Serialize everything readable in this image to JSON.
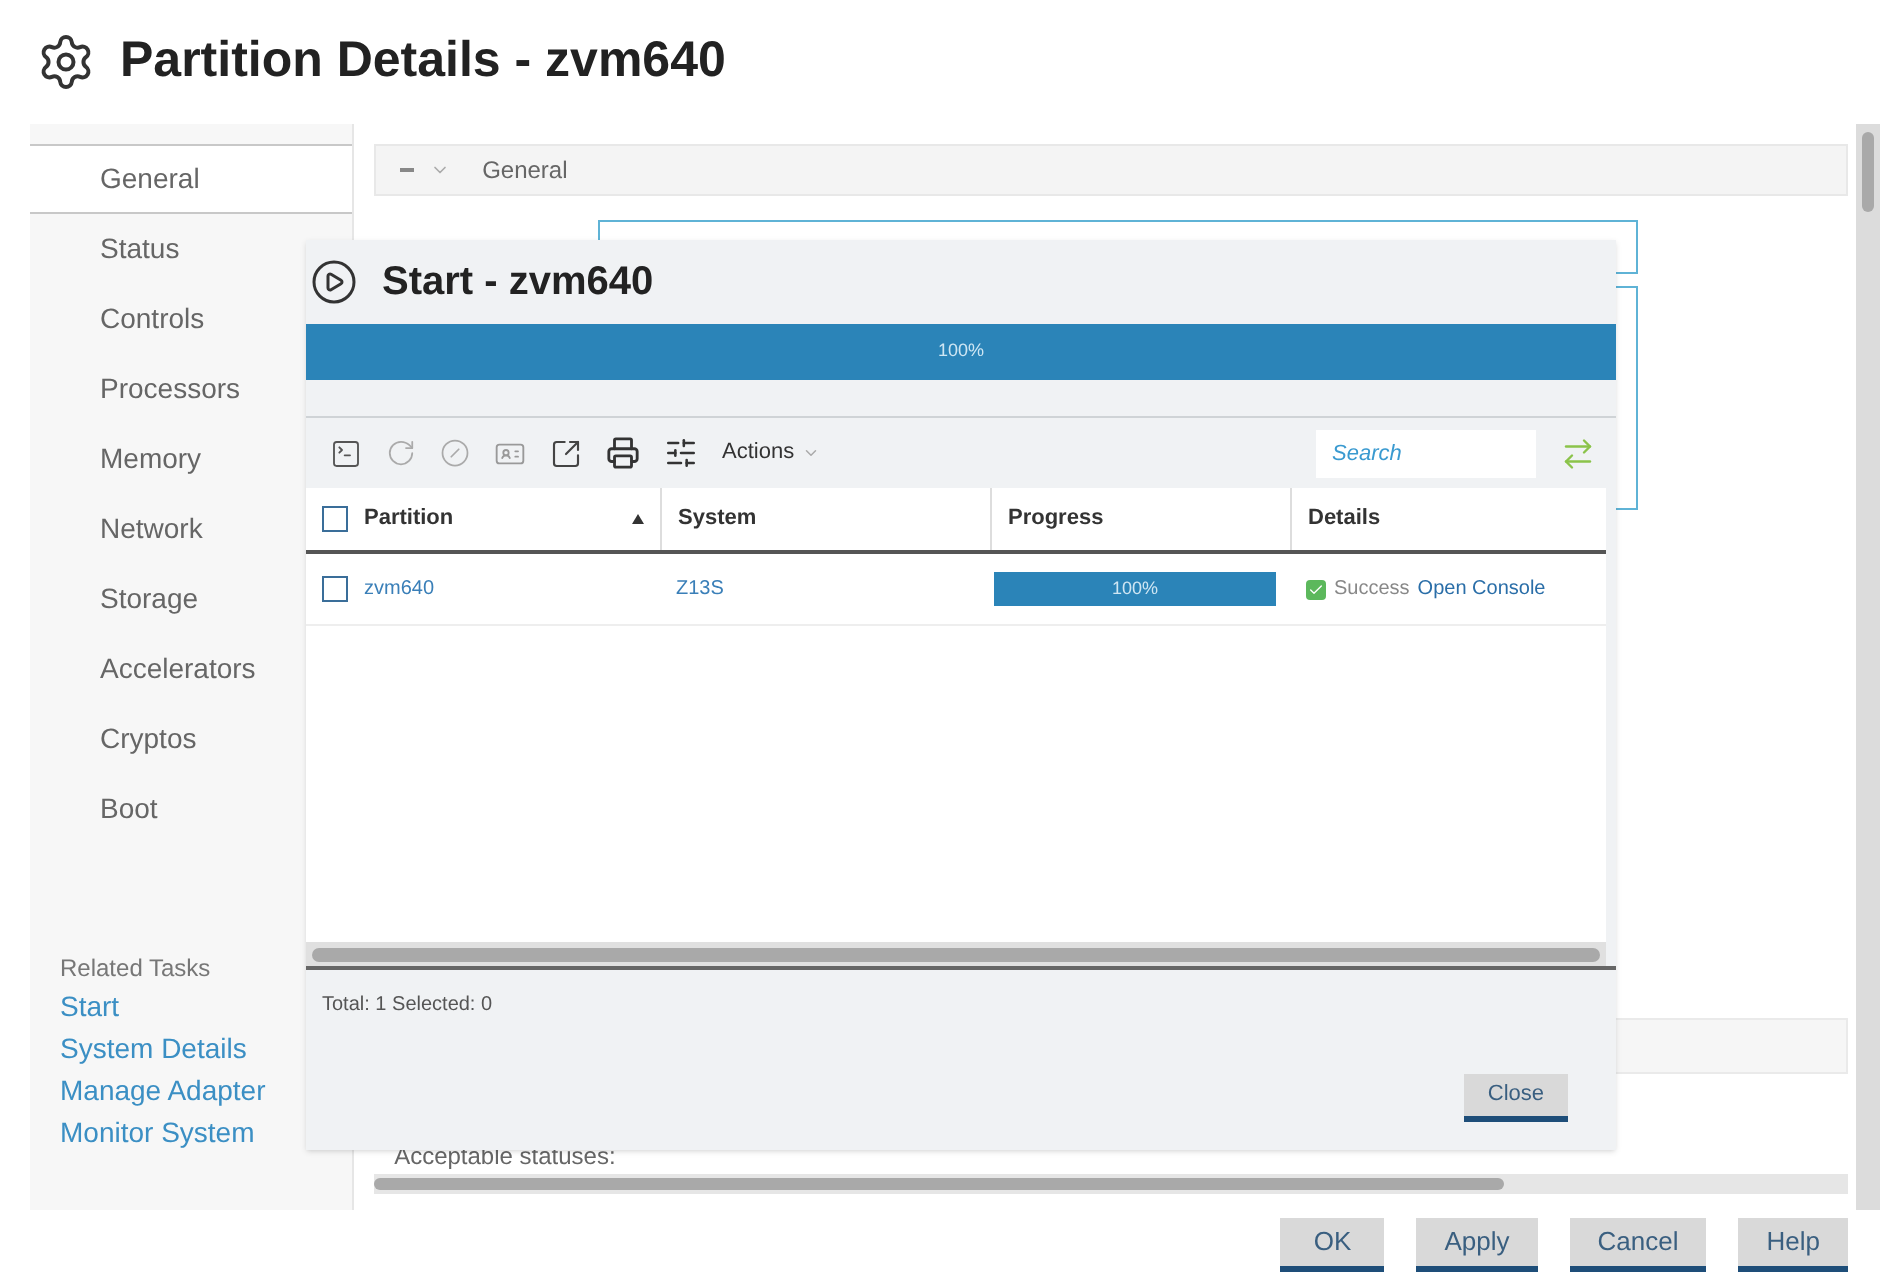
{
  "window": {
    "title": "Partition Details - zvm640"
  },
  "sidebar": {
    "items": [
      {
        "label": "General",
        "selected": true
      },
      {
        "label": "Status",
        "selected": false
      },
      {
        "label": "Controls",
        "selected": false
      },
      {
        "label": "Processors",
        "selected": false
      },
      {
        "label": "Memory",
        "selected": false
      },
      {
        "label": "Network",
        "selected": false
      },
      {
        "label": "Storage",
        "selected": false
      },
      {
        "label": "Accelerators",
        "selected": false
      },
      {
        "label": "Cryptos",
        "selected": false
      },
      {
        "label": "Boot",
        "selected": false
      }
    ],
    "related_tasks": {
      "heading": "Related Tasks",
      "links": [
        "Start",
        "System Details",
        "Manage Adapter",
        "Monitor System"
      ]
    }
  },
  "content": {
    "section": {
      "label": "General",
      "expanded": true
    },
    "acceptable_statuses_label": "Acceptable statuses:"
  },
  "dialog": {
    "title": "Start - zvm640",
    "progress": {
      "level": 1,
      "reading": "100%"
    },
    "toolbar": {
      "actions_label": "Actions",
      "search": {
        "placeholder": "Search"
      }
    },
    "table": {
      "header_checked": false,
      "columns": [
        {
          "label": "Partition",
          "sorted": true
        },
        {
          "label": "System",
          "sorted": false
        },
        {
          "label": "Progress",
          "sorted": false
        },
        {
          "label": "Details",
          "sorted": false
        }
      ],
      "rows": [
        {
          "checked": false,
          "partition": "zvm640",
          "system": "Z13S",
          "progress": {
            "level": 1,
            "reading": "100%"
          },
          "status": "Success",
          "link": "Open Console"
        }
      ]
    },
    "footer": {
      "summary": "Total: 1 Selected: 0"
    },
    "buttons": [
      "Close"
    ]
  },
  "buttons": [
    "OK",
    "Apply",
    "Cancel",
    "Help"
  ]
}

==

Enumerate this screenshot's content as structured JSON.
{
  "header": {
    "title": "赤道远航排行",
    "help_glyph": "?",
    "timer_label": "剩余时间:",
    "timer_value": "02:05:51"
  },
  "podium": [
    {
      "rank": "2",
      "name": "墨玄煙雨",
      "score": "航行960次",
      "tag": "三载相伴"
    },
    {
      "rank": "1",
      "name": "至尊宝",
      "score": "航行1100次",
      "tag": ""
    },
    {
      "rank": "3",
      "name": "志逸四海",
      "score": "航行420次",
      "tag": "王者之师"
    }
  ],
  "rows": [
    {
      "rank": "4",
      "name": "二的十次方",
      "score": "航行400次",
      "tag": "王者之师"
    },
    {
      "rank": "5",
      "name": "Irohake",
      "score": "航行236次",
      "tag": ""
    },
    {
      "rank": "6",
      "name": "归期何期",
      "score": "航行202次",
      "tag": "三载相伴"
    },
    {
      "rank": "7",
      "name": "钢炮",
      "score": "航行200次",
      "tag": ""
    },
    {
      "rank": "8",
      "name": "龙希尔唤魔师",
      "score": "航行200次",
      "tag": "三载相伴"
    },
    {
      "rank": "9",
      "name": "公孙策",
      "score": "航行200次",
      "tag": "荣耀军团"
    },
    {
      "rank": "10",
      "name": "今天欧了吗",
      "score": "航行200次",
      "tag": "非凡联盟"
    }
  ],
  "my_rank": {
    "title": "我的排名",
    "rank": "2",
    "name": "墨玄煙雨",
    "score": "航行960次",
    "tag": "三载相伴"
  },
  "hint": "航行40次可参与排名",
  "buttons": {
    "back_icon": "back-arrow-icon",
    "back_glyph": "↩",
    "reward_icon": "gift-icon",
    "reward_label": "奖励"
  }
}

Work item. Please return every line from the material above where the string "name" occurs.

Result of the task.
      "name": "墨玄煙雨",
      "name": "至尊宝",
      "name": "志逸四海",
      "name": "二的十次方",
      "name": "Irohake",
      "name": "归期何期",
      "name": "钢炮",
      "name": "龙希尔唤魔师",
      "name": "公孙策",
      "name": "今天欧了吗",
    "name": "墨玄煙雨",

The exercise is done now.